Every entry must be copied word for word.

★ ★ ★

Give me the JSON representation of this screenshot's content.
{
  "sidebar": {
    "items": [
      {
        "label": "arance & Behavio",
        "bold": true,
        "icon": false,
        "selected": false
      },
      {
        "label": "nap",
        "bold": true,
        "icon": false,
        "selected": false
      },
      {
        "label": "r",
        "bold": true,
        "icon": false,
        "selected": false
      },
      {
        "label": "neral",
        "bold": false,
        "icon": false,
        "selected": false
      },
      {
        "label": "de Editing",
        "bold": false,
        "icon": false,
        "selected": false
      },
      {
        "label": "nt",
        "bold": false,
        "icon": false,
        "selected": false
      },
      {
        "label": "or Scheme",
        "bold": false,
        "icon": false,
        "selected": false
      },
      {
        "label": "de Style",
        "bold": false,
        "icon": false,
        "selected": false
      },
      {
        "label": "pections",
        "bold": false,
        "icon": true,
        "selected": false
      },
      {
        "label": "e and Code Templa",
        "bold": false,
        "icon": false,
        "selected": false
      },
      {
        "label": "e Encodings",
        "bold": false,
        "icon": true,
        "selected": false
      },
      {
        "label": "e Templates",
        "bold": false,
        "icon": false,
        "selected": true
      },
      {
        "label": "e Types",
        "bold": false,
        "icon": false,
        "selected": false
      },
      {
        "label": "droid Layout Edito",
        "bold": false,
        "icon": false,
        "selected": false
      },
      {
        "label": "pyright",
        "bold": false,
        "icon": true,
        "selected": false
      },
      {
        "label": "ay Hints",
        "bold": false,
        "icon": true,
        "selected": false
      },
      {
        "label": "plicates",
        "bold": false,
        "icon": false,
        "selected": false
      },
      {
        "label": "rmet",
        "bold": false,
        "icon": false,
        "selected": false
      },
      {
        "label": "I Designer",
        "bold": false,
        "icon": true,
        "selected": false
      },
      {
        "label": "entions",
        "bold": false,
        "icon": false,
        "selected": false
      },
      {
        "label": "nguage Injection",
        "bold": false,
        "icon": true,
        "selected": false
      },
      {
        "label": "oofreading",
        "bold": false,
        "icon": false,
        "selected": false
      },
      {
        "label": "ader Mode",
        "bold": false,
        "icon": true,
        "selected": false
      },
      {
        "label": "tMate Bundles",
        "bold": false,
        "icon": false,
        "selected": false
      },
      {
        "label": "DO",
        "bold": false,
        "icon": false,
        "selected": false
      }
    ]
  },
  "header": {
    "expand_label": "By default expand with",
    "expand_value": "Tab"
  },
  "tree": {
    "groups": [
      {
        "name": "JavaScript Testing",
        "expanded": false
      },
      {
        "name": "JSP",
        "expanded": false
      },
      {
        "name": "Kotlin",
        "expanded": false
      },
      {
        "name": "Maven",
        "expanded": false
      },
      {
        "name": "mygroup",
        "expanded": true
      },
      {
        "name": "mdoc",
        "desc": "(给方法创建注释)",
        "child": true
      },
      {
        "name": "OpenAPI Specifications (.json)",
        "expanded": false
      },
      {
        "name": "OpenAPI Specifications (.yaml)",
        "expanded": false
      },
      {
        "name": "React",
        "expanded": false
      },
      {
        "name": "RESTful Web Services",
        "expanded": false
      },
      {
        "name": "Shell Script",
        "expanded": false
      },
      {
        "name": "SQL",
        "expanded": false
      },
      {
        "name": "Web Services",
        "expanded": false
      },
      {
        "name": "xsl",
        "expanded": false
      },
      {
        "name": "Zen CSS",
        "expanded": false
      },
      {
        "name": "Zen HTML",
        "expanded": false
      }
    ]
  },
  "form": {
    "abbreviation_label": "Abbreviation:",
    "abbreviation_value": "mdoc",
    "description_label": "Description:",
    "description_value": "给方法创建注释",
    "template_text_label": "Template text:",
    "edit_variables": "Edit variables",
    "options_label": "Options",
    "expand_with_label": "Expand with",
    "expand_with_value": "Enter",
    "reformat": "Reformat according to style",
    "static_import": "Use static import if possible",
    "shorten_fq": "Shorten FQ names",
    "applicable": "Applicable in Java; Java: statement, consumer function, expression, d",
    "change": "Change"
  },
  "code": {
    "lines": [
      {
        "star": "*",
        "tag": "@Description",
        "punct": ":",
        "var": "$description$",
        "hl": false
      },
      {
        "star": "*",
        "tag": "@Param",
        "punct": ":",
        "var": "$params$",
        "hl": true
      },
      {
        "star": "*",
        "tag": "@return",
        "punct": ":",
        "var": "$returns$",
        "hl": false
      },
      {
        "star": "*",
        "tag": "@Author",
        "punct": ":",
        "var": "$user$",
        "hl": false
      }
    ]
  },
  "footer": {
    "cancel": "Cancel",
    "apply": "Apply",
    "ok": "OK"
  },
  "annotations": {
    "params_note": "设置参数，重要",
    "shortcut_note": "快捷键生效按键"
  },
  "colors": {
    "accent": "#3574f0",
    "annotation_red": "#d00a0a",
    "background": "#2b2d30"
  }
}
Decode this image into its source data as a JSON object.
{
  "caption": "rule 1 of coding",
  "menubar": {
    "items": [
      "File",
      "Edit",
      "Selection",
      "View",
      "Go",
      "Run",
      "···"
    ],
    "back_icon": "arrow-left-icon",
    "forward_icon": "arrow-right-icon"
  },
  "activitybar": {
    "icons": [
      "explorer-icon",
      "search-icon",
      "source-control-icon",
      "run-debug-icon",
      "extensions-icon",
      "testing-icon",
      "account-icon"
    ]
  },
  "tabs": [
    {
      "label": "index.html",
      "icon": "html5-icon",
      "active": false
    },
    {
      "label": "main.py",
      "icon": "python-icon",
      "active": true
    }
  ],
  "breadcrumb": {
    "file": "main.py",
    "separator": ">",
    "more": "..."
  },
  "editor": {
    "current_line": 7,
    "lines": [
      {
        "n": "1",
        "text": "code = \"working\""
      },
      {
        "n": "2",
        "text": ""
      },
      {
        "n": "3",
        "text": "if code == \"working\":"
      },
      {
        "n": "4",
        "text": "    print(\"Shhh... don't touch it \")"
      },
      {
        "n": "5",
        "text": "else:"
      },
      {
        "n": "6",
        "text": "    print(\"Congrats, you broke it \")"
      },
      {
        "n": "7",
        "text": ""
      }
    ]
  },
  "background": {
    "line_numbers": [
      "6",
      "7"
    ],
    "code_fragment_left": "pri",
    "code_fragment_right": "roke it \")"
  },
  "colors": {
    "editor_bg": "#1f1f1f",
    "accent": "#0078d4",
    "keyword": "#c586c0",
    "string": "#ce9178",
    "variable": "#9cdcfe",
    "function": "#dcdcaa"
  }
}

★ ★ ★

== RESULT ==
Give me the JSON representation of this screenshot's content.
{
  "sidebar": {
    "items": [
      {
        "label": "arance & Behavio",
        "bold": true,
        "icon": false,
        "selected": false
      },
      {
        "label": "nap",
        "bold": true,
        "icon": false,
        "selected": false
      },
      {
        "label": "r",
        "bold": true,
        "icon": false,
        "selected": false
      },
      {
        "label": "neral",
        "bold": false,
        "icon": false,
        "selected": false
      },
      {
        "label": "de Editing",
        "bold": false,
        "icon": false,
        "selected": false
      },
      {
        "label": "nt",
        "bold": false,
        "icon": false,
        "selected": false
      },
      {
        "label": "or Scheme",
        "bold": false,
        "icon": false,
        "selected": false
      },
      {
        "label": "de Style",
        "bold": false,
        "icon": false,
        "selected": false
      },
      {
        "label": "pections",
        "bold": false,
        "icon": true,
        "selected": false
      },
      {
        "label": "e and Code Templa",
        "bold": false,
        "icon": false,
        "selected": false
      },
      {
        "label": "e Encodings",
        "bold": false,
        "icon": true,
        "selected": false
      },
      {
        "label": "e Templates",
        "bold": false,
        "icon": false,
        "selected": true
      },
      {
        "label": "e Types",
        "bold": false,
        "icon": false,
        "selected": false
      },
      {
        "label": "droid Layout Edito",
        "bold": false,
        "icon": false,
        "selected": false
      },
      {
        "label": "pyright",
        "bold": false,
        "icon": true,
        "selected": false
      },
      {
        "label": "ay Hints",
        "bold": false,
        "icon": true,
        "selected": false
      },
      {
        "label": "plicates",
        "bold": false,
        "icon": false,
        "selected": false
      },
      {
        "label": "rmet",
        "bold": false,
        "icon": false,
        "selected": false
      },
      {
        "label": "I Designer",
        "bold": false,
        "icon": true,
        "selected": false
      },
      {
        "label": "entions",
        "bold": false,
        "icon": false,
        "selected": false
      },
      {
        "label": "nguage Injection",
        "bold": false,
        "icon": true,
        "selected": false
      },
      {
        "label": "oofreading",
        "bold": false,
        "icon": false,
        "selected": false
      },
      {
        "label": "ader Mode",
        "bold": false,
        "icon": true,
        "selected": false
      },
      {
        "label": "tMate Bundles",
        "bold": false,
        "icon": false,
        "selected": false
      },
      {
        "label": "DO",
        "bold": false,
        "icon": false,
        "selected": false
      }
    ]
  },
  "header": {
    "expand_label": "By default expand with",
    "expand_value": "Tab"
  },
  "tree": {
    "groups": [
      {
        "name": "JavaScript Testing",
        "expanded": false
      },
      {
        "name": "JSP",
        "expanded": false
      },
      {
        "name": "Kotlin",
        "expanded": false
      },
      {
        "name": "Maven",
        "expanded": false
      },
      {
        "name": "mygroup",
        "expanded": true
      },
      {
        "name": "mdoc",
        "desc": "(给方法创建注释)",
        "child": true
      },
      {
        "name": "OpenAPI Specifications (.json)",
        "expanded": false
      },
      {
        "name": "OpenAPI Specifications (.yaml)",
        "expanded": false
      },
      {
        "name": "React",
        "expanded": false
      },
      {
        "name": "RESTful Web Services",
        "expanded": false
      },
      {
        "name": "Shell Script",
        "expanded": false
      },
      {
        "name": "SQL",
        "expanded": false
      },
      {
        "name": "Web Services",
        "expanded": false
      },
      {
        "name": "xsl",
        "expanded": false
      },
      {
        "name": "Zen CSS",
        "expanded": false
      },
      {
        "name": "Zen HTML",
        "expanded": false
      }
    ]
  },
  "form": {
    "abbreviation_label": "Abbreviation:",
    "abbreviation_value": "mdoc",
    "description_label": "Description:",
    "description_value": "给方法创建注释",
    "template_text_label": "Template text:",
    "edit_variables": "Edit variables",
    "options_label": "Options",
    "expand_with_label": "Expand with",
    "expand_with_value": "Enter",
    "reformat": "Reformat according to style",
    "static_import": "Use static import if possible",
    "shorten_fq": "Shorten FQ names",
    "applicable": "Applicable in Java; Java: statement, consumer function, expression, d",
    "change": "Change"
  },
  "code": {
    "lines": [
      {
        "star": "*",
        "tag": "@Description",
        "punct": ":",
        "var": "$description$",
        "hl": false
      },
      {
        "star": "*",
        "tag": "@Param",
        "punct": ":",
        "var": "$params$",
        "hl": true
      },
      {
        "star": "*",
        "tag": "@return",
        "punct": ":",
        "var": "$returns$",
        "hl": false
      },
      {
        "star": "*",
        "tag": "@Author",
        "punct": ":",
        "var": "$user$",
        "hl": false
      }
    ]
  },
  "footer": {
    "cancel": "Cancel",
    "apply": "Apply",
    "ok": "OK"
  },
  "annotations": {
    "params_note": "设置参数，重要",
    "shortcut_note": "快捷键生效按键"
  },
  "colors": {
    "accent": "#3574f0",
    "annotation_red": "#d00a0a",
    "background": "#2b2d30"
  }
}
Decode this image into its source data as a JSON object.
{
  "caption": "rule 1 of coding",
  "menubar": {
    "items": [
      "File",
      "Edit",
      "Selection",
      "View",
      "Go",
      "Run",
      "···"
    ],
    "back_icon": "arrow-left-icon",
    "forward_icon": "arrow-right-icon"
  },
  "activitybar": {
    "icons": [
      "explorer-icon",
      "search-icon",
      "source-control-icon",
      "run-debug-icon",
      "extensions-icon",
      "testing-icon",
      "account-icon"
    ]
  },
  "tabs": [
    {
      "label": "index.html",
      "icon": "html5-icon",
      "active": false
    },
    {
      "label": "main.py",
      "icon": "python-icon",
      "active": true
    }
  ],
  "breadcrumb": {
    "file": "main.py",
    "separator": ">",
    "more": "..."
  },
  "editor": {
    "current_line": 7,
    "lines": [
      {
        "n": "1",
        "text": "code = \"working\""
      },
      {
        "n": "2",
        "text": ""
      },
      {
        "n": "3",
        "text": "if code == \"working\":"
      },
      {
        "n": "4",
        "text": "    print(\"Shhh... don't touch it \")"
      },
      {
        "n": "5",
        "text": "else:"
      },
      {
        "n": "6",
        "text": "    print(\"Congrats, you broke it \")"
      },
      {
        "n": "7",
        "text": ""
      }
    ]
  },
  "background": {
    "line_numbers": [
      "6",
      "7"
    ],
    "code_fragment_left": "pri",
    "code_fragment_right": "roke it \")"
  },
  "colors": {
    "editor_bg": "#1f1f1f",
    "accent": "#0078d4",
    "keyword": "#c586c0",
    "string": "#ce9178",
    "variable": "#9cdcfe",
    "function": "#dcdcaa"
  }
}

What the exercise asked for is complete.